California aims to achieve five million zero-emission vehicles (ZEVs) on the road by 2030 and 250,000 electrical vehicle (EV) charging stations by 2025. To reduce barriers in this process, the research team developed a simulation-based system for EV charging infrastructure design and operations. The increasing power demand due to the growing EV market requires advanced charging infrastructures and operating strategies. This study will deliver two modules in charging station design and operations, including a vehicle charging schedule and an infrastructure planning module for the solar-powered charging station. The objectives are to increase customers’ satisfaction, reduce the power grid burden, and maximize the profitability of charging stations using state-of-the-art global optimization techniques, machine-learning-based solar power prediction, and model predictive control (MPC). The proposed research has broad societal impacts and significant intellectual merits. First, it meets the demand for green transportation by increasing the number of EV users and reducing the transportation sector’s impacts on climate change. Second, an optimal scheduling tool enables fast charging of EVs and thus improves the mobility of passengers. Third, the designed planning tools enable an optimal design of charging stations equipped with a solar panel and battery energy storage system (BESS) to benefit nationwide transportation system development.

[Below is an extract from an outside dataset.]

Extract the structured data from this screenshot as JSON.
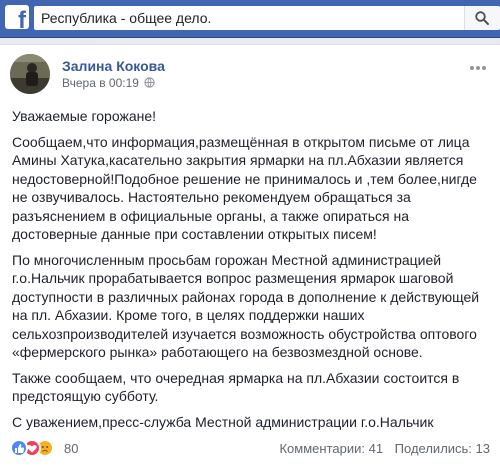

Sustainable Transportation and Land Use, Transportation Technology
Digital Object Identifier
Mineta Transportation Institute URL
Operation research, System design, Predictive models, Heuristic methods, Electric vehicle charging
Hardware Systems | Industrial Engineering | Transportation
Yu Yang and Hen-Geul Yeh. "Electrical Vehicle Charging Infrastructure Design and Operations" Mineta Transportation Institute Publications (2023). https://doi.org/10.31979/mti.2023.2240